> EXERCISE INPUT
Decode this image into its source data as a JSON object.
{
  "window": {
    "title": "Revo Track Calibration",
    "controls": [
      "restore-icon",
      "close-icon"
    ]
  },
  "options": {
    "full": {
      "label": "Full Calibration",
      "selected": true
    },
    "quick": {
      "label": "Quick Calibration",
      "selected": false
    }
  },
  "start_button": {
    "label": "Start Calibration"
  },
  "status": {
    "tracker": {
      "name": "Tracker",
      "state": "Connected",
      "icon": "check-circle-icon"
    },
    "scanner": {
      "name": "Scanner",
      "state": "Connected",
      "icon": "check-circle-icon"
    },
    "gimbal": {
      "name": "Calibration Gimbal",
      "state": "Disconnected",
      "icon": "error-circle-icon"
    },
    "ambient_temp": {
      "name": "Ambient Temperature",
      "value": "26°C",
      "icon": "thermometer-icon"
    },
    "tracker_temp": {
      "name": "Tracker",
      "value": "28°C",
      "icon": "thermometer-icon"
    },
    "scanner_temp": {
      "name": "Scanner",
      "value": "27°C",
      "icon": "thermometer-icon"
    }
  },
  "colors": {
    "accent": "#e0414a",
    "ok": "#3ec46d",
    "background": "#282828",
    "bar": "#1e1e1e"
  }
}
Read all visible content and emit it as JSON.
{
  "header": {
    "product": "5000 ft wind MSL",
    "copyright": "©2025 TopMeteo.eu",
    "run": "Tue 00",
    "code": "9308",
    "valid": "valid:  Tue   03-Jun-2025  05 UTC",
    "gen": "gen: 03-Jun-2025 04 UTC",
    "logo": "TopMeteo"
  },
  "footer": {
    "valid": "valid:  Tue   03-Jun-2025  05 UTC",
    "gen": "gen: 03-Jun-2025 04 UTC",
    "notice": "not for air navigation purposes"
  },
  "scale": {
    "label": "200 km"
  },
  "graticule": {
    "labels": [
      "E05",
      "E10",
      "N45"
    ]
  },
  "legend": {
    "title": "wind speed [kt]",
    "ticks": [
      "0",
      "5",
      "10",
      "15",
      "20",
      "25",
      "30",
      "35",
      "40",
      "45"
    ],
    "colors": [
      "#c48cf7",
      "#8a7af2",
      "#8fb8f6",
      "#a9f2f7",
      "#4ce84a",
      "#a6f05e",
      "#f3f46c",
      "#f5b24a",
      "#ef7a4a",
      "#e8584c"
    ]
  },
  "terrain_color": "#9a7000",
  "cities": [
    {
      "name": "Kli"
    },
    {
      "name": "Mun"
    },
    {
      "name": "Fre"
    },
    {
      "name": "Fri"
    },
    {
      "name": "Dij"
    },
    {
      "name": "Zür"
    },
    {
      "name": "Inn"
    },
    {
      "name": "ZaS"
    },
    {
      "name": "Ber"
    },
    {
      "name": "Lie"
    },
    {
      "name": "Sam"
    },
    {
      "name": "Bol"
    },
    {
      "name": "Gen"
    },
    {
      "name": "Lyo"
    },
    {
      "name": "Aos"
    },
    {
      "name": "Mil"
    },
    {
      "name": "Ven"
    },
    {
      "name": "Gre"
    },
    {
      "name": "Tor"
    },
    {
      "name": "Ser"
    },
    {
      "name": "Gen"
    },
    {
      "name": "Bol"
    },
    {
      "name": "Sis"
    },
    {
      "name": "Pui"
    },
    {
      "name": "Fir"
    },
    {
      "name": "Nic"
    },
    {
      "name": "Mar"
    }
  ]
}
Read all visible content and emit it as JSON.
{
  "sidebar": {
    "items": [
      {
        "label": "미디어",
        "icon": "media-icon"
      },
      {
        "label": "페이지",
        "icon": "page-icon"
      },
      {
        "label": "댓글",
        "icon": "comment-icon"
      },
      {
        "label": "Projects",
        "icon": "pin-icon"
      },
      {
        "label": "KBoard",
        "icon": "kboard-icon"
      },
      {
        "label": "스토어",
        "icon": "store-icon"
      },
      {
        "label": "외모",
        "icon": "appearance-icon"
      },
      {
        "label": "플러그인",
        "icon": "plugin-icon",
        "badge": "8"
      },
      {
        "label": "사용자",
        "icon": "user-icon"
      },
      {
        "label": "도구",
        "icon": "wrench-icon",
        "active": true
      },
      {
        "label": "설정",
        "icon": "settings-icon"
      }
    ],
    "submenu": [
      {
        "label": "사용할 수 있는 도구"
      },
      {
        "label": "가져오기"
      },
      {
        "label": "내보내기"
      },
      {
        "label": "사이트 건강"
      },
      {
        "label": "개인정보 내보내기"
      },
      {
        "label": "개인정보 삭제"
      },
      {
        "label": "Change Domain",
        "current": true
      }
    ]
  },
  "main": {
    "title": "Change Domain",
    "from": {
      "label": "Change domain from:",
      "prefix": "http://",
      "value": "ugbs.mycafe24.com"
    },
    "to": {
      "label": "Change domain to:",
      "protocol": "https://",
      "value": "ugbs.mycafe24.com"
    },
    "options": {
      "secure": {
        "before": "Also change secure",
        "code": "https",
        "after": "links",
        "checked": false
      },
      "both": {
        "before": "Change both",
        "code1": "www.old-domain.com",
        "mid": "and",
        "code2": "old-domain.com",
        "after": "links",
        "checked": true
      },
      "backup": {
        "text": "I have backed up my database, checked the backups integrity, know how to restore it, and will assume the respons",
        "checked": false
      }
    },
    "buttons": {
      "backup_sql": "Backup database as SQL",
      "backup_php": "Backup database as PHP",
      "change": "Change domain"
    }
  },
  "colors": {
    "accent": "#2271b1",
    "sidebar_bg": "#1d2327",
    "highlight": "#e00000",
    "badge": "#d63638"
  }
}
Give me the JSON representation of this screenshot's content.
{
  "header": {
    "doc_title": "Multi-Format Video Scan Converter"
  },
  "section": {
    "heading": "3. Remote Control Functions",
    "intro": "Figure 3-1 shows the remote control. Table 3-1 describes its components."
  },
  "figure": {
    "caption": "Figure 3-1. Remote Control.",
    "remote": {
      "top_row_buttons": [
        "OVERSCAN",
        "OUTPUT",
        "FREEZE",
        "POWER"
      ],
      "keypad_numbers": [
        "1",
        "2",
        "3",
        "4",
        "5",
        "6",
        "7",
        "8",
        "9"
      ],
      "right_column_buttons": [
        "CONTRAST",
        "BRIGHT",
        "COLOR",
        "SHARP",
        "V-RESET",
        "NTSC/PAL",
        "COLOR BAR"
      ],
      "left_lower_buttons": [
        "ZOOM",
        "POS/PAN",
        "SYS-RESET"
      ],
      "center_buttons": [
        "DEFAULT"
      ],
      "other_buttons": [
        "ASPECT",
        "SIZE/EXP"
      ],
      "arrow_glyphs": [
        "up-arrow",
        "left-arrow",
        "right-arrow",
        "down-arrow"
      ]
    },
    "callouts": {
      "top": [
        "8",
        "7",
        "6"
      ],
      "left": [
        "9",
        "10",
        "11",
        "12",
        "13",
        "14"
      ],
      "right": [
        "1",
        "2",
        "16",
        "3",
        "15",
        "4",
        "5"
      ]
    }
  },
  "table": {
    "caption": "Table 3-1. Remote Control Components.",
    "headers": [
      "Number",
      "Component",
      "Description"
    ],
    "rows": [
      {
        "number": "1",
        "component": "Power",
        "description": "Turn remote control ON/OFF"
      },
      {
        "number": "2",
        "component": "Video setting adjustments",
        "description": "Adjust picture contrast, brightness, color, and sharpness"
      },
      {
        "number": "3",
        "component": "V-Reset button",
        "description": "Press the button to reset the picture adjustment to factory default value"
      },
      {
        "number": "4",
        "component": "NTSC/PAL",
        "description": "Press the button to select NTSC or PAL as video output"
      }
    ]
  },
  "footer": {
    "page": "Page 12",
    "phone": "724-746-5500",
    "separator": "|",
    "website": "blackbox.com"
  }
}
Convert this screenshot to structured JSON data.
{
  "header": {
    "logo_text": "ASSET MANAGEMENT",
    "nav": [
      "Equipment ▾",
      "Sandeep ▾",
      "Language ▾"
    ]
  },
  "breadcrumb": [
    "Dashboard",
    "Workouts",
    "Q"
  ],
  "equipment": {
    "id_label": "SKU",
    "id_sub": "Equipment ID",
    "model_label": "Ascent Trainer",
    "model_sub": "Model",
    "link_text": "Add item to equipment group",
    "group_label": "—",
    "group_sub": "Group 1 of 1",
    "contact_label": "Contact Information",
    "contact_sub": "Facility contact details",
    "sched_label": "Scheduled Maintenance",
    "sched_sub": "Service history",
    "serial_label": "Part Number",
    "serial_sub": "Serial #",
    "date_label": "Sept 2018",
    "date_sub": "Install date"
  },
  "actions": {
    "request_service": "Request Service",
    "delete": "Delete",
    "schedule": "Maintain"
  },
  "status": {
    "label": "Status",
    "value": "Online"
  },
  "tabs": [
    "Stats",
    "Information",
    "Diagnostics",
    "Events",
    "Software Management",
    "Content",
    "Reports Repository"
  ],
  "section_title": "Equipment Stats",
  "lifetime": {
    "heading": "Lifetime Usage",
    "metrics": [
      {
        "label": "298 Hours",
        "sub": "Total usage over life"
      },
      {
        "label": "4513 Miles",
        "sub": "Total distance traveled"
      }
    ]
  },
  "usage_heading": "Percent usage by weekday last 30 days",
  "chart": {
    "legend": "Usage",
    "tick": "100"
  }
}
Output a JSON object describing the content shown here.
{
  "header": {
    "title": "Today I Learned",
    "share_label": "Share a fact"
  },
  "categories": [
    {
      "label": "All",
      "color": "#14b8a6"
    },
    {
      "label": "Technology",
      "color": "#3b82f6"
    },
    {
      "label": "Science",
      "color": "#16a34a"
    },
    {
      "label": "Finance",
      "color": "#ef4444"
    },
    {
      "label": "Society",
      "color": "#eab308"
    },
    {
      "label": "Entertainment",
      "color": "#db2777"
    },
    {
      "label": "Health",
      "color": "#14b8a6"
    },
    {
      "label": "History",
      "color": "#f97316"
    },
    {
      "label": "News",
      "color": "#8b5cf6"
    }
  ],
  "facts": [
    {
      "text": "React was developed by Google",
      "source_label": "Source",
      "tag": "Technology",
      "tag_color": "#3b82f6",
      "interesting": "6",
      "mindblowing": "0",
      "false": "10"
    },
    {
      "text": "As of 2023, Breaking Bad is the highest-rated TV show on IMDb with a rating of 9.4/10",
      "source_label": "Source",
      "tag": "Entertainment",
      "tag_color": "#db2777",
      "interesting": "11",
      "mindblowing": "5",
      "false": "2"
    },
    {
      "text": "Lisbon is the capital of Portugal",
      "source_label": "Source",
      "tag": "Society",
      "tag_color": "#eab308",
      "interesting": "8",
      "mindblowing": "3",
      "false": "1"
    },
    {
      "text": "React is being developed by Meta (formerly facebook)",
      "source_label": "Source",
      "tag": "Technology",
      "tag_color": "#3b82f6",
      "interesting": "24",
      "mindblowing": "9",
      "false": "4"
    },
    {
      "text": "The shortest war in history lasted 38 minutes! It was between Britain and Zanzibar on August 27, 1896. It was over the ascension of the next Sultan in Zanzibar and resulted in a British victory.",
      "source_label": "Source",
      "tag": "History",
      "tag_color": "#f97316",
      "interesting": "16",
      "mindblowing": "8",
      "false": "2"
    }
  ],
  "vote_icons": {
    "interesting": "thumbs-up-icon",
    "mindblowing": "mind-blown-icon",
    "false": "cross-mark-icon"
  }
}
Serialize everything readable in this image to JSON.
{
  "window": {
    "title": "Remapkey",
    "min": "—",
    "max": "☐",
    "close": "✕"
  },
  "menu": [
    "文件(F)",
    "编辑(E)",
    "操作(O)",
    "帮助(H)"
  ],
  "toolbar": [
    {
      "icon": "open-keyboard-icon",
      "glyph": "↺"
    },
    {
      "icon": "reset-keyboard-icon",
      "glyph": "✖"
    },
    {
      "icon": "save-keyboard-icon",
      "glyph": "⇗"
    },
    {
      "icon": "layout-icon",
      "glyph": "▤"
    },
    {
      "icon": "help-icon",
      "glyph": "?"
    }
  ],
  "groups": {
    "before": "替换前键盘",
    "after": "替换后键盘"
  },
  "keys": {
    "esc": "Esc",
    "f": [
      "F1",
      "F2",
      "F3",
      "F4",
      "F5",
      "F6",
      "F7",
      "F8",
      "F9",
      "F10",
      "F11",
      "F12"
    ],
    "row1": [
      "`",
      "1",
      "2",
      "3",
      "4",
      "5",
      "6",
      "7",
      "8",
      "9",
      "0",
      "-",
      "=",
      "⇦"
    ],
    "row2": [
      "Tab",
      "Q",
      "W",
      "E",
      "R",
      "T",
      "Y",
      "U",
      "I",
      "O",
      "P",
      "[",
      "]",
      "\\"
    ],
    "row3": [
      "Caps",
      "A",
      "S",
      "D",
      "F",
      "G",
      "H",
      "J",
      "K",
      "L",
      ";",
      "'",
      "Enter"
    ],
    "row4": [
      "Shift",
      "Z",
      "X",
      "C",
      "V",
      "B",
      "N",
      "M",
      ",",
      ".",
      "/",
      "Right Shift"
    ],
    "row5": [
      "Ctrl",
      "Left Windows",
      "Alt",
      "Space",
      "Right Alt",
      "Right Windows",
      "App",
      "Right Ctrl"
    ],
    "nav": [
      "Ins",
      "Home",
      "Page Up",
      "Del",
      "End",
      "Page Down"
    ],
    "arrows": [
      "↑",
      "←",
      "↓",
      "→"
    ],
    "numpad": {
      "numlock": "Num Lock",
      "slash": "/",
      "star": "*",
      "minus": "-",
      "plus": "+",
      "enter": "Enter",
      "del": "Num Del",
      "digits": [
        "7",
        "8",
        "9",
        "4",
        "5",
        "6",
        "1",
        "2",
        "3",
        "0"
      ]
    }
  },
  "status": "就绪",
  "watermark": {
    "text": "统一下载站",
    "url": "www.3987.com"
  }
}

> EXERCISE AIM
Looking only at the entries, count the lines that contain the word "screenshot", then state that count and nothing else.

> YOUR RESPONSE
2